### Data listing ###
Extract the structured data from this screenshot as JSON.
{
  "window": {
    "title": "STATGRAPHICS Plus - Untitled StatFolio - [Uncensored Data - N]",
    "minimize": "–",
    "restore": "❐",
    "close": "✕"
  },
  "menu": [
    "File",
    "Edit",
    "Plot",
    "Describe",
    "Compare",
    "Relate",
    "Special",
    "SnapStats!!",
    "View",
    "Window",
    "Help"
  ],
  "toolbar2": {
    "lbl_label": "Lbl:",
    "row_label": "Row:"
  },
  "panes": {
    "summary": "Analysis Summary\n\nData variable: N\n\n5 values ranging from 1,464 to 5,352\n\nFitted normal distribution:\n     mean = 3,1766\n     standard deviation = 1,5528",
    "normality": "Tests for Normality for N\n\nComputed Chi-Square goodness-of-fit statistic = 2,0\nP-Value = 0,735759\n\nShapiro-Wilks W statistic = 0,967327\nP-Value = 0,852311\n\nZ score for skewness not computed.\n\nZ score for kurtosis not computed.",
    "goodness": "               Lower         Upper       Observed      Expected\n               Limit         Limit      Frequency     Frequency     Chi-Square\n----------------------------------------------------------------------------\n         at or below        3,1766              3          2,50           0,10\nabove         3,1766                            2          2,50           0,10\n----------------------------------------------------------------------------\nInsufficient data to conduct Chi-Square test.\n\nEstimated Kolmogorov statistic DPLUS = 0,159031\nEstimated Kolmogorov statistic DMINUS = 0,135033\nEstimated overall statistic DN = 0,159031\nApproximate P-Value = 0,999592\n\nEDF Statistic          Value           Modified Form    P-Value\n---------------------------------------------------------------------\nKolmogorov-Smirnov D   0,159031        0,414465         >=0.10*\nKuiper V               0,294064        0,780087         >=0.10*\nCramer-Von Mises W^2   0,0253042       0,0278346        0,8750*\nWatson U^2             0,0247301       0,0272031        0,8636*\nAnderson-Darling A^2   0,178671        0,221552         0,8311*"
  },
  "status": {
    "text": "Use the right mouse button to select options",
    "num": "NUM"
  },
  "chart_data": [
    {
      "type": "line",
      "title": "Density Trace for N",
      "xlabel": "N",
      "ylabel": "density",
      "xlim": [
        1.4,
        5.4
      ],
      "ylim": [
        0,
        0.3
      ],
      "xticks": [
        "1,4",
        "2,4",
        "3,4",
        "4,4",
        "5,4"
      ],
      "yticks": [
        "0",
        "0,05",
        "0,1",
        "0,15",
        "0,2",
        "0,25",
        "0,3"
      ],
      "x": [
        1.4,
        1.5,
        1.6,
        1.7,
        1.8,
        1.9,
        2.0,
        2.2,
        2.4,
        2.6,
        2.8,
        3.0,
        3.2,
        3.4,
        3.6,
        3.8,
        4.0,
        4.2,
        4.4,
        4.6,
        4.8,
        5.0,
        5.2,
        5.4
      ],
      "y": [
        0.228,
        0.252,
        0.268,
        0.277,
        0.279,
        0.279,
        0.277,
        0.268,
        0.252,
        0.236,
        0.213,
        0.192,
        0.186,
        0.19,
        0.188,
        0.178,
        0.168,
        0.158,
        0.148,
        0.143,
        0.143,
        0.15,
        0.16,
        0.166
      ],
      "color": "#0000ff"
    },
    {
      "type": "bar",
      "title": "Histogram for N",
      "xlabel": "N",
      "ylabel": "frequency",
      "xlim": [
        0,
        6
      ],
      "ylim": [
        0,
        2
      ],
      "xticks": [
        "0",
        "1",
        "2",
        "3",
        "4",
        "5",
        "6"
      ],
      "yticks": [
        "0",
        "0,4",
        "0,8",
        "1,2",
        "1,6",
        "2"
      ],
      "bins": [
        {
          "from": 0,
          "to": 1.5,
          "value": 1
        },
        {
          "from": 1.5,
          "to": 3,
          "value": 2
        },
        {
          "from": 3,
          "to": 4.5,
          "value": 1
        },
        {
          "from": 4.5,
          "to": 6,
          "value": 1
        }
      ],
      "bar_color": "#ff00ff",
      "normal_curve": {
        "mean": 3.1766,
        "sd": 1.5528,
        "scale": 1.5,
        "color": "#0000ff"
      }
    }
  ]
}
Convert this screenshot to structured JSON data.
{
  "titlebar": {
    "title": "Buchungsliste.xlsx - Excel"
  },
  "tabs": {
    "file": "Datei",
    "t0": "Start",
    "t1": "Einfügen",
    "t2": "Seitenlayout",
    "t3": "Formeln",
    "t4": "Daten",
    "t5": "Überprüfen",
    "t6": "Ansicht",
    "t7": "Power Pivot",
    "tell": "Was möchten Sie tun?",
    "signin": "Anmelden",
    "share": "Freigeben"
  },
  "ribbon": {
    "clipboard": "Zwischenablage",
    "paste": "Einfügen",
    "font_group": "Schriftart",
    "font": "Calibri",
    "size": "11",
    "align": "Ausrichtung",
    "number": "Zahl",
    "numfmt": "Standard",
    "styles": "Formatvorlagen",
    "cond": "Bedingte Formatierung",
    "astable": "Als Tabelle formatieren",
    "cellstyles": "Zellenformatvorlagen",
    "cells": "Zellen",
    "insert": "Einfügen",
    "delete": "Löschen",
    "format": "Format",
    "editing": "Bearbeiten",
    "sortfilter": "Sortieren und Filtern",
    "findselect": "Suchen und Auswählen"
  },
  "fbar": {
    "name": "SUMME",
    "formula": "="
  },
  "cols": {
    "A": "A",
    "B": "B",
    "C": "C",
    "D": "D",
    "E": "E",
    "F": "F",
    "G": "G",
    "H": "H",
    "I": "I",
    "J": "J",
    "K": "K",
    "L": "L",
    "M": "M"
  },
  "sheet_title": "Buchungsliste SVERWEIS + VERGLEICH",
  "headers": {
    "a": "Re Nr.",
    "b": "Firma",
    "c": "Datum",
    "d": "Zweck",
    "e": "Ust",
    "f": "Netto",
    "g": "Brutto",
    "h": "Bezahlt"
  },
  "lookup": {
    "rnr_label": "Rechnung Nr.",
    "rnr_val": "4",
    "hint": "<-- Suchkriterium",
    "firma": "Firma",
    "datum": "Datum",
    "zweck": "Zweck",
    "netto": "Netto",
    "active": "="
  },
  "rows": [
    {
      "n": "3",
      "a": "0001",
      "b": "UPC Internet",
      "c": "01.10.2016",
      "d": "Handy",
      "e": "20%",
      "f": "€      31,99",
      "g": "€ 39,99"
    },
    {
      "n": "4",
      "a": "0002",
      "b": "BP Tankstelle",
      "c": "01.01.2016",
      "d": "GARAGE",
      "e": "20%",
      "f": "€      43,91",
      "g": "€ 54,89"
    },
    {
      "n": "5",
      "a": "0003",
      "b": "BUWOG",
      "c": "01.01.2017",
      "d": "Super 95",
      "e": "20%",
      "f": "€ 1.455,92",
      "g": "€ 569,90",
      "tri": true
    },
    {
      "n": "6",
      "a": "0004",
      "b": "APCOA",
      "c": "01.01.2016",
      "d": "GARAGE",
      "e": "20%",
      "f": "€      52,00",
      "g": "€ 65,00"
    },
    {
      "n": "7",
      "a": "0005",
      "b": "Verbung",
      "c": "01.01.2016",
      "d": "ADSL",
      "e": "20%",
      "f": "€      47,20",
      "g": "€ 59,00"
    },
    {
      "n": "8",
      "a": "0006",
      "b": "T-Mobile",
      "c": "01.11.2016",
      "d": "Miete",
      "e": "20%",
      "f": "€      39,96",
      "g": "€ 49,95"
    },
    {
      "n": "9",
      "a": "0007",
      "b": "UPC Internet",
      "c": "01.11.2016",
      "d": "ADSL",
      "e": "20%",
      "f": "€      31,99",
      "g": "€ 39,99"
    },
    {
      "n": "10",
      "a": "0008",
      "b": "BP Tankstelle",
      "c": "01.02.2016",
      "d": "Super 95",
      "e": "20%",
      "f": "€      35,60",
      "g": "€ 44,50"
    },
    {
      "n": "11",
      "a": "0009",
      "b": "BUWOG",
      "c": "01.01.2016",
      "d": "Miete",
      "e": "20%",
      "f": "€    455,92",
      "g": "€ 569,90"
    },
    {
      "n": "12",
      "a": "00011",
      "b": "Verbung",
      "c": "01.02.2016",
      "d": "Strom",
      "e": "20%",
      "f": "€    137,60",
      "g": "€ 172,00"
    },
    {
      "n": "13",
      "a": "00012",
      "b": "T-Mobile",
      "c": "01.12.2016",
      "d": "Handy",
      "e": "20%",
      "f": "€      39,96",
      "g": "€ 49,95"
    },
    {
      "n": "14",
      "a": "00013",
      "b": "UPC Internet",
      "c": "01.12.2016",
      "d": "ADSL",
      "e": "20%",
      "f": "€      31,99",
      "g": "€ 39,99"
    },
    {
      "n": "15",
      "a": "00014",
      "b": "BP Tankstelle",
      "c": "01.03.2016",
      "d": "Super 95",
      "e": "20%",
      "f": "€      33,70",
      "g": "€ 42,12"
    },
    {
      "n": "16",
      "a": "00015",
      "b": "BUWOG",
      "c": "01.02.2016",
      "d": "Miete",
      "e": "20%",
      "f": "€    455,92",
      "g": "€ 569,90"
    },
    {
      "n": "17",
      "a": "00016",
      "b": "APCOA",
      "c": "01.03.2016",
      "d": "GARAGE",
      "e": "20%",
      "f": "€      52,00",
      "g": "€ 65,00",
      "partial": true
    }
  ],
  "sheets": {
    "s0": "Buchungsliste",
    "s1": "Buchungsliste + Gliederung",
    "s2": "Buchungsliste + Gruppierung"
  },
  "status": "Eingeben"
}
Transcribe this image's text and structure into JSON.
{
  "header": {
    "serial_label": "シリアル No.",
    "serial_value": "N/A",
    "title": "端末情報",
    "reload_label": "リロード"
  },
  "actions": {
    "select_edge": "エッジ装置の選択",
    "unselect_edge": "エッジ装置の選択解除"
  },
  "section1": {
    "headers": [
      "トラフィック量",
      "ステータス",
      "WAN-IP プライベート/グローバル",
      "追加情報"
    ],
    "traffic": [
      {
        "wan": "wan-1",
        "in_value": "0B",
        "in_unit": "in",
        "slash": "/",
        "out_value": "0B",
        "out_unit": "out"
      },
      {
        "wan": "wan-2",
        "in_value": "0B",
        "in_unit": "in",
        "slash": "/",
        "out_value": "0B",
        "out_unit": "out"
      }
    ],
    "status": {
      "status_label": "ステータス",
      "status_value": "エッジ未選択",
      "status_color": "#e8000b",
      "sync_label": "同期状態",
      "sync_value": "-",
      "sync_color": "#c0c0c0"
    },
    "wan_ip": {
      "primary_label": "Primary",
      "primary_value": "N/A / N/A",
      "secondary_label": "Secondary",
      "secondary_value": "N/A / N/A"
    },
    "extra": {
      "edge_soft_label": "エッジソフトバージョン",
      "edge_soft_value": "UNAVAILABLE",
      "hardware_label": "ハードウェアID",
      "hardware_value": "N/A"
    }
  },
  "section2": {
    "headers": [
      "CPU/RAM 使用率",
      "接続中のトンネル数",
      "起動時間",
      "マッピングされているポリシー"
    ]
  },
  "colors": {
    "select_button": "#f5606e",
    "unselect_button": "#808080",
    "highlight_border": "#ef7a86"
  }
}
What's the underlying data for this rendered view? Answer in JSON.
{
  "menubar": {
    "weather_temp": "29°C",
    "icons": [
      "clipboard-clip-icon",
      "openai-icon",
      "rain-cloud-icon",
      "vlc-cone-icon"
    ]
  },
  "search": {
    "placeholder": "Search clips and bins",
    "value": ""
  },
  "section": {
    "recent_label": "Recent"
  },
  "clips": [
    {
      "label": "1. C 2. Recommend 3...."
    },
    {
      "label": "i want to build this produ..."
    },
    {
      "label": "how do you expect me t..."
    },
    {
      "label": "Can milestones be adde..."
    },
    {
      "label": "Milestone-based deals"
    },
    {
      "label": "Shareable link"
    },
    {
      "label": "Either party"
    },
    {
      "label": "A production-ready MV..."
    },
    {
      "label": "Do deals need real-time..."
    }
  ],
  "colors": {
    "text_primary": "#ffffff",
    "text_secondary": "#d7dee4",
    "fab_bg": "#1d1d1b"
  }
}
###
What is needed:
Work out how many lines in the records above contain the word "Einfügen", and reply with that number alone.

Exercise solution:
3